- [INSTRUCTIONS TO FOLLOW]
What is needed is every line of the data that includes the word "selected". Please copy each one.
▶
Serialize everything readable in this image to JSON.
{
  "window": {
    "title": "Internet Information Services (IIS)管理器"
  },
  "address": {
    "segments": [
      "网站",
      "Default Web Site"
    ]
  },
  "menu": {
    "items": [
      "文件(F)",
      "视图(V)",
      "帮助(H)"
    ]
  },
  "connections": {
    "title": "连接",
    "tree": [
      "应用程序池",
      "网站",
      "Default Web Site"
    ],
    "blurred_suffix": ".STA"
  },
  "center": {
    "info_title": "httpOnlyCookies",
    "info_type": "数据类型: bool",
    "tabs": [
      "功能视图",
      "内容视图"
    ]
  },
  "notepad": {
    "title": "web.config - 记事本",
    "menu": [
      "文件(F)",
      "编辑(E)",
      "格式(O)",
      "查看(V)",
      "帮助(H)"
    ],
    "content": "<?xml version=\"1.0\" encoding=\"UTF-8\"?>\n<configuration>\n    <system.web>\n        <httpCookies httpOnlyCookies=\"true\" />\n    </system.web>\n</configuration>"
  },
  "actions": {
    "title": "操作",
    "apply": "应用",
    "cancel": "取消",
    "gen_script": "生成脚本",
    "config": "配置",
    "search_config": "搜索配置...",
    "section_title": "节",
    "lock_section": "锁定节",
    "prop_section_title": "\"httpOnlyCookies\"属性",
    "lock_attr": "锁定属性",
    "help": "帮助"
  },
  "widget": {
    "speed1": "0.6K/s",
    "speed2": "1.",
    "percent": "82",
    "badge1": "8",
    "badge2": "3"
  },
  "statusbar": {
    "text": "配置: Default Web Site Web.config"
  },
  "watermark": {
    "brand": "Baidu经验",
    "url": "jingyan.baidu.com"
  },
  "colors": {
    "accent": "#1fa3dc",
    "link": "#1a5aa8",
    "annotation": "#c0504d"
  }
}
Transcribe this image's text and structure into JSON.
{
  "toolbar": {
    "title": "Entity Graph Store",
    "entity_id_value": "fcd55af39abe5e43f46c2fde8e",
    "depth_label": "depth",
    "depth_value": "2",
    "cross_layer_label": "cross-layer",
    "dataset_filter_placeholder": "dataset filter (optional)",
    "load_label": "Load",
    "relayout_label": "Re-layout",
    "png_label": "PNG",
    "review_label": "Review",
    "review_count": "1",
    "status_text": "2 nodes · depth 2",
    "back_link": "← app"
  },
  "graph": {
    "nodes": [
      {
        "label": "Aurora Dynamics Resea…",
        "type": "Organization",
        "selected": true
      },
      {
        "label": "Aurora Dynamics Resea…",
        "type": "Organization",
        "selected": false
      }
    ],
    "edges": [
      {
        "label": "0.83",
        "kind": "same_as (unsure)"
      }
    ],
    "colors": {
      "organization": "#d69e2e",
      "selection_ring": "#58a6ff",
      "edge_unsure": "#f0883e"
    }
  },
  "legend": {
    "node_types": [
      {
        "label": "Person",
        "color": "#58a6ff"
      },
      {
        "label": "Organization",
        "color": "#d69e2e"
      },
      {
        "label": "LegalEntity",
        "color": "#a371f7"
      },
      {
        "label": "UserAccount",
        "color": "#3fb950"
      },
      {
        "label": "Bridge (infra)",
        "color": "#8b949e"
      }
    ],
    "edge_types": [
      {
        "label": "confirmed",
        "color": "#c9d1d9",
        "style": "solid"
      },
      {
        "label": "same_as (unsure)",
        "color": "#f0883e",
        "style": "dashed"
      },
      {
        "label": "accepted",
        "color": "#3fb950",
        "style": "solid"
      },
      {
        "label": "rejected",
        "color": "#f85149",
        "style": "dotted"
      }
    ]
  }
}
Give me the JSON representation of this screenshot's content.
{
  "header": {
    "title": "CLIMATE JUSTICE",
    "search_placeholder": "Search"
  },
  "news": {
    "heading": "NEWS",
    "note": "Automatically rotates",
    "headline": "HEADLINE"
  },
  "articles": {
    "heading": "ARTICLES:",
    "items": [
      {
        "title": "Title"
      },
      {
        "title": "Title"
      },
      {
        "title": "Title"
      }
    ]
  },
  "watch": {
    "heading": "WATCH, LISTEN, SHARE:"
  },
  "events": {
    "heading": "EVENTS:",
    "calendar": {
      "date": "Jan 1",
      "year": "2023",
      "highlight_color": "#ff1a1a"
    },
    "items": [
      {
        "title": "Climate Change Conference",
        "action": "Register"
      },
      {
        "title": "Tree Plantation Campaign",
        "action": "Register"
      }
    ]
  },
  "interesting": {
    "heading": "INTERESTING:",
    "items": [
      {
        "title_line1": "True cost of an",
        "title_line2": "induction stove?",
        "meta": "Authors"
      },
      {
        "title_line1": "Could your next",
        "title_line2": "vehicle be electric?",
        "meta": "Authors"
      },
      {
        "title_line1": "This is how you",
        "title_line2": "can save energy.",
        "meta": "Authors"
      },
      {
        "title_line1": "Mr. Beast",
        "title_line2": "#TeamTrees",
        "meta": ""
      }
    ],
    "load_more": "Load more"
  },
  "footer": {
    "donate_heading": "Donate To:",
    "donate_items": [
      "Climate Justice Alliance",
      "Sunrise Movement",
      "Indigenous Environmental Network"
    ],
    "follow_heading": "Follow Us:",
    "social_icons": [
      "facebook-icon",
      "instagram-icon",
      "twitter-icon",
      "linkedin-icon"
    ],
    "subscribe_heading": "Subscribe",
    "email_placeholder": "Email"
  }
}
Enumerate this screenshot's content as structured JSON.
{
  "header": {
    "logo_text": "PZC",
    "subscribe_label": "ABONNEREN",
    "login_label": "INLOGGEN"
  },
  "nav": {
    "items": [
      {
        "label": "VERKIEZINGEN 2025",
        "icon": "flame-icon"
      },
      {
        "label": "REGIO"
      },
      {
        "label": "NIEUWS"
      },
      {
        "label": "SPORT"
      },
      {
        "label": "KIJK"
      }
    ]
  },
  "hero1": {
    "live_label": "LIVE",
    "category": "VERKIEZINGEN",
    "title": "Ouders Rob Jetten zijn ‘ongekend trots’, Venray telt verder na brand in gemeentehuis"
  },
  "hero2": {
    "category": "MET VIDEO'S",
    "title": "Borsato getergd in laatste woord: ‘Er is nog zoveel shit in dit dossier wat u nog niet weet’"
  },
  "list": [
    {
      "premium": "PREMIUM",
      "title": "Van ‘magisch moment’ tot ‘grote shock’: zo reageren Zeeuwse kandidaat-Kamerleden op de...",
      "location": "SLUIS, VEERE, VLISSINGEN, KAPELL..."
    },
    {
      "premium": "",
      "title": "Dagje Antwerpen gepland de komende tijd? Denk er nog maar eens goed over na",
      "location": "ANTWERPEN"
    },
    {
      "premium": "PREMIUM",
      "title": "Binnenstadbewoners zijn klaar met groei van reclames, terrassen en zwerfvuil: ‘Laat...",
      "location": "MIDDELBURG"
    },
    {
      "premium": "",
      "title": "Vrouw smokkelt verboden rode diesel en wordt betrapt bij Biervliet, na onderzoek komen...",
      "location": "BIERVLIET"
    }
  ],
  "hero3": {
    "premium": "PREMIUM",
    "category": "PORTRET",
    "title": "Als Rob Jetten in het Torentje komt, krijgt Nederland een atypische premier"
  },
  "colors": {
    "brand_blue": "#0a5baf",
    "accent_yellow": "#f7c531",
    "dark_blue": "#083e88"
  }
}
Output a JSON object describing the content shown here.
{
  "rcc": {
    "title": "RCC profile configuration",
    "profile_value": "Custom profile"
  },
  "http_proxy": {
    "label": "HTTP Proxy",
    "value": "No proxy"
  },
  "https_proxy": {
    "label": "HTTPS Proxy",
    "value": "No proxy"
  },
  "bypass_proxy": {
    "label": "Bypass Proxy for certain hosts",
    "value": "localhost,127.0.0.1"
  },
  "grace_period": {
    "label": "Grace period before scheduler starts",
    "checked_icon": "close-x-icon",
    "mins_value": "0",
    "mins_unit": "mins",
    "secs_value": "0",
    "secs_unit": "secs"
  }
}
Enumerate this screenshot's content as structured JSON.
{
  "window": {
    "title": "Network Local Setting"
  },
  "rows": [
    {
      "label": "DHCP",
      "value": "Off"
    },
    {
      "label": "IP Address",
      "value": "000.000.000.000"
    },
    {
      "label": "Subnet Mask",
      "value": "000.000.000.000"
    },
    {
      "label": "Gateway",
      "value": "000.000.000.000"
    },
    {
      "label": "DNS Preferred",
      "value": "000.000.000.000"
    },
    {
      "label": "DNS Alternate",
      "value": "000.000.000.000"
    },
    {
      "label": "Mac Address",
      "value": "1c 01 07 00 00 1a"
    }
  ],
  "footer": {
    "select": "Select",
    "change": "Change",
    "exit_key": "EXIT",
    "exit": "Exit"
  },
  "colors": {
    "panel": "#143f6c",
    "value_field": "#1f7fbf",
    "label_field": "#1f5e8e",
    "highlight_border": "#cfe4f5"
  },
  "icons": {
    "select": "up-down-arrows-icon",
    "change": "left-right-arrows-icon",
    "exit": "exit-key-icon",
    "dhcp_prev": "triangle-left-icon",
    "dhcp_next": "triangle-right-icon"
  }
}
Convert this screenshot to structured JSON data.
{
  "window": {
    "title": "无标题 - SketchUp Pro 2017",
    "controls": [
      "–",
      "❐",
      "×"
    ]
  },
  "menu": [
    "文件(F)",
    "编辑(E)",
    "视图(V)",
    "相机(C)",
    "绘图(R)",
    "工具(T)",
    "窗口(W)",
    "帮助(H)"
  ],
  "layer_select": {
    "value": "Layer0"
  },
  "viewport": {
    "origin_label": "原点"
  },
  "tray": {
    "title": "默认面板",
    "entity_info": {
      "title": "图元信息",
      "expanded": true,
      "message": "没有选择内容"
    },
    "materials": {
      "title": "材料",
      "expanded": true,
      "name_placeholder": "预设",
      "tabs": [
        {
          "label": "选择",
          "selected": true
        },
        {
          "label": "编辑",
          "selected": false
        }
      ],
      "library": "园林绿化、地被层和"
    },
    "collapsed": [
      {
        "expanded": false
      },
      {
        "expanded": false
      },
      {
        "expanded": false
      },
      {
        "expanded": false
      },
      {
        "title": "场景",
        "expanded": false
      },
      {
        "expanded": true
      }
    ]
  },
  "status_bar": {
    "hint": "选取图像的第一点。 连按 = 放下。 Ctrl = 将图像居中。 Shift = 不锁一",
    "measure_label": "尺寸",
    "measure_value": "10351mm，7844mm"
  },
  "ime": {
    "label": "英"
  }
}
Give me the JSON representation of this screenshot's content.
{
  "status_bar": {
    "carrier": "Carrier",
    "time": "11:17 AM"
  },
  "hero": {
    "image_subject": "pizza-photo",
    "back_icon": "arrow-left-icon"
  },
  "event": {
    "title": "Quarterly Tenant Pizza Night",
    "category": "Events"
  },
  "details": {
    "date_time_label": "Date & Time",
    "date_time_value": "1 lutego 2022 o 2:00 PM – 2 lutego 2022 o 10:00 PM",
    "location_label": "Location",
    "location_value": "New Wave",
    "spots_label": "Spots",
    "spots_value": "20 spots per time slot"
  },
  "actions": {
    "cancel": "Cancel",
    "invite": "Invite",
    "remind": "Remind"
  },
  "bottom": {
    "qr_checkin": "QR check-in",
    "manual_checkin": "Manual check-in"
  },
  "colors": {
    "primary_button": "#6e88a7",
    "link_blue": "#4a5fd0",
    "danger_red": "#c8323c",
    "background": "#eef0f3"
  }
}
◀
- [ANSWER BELOW]
        "selected": true
        "selected": false
          "selected": true
          "selected": false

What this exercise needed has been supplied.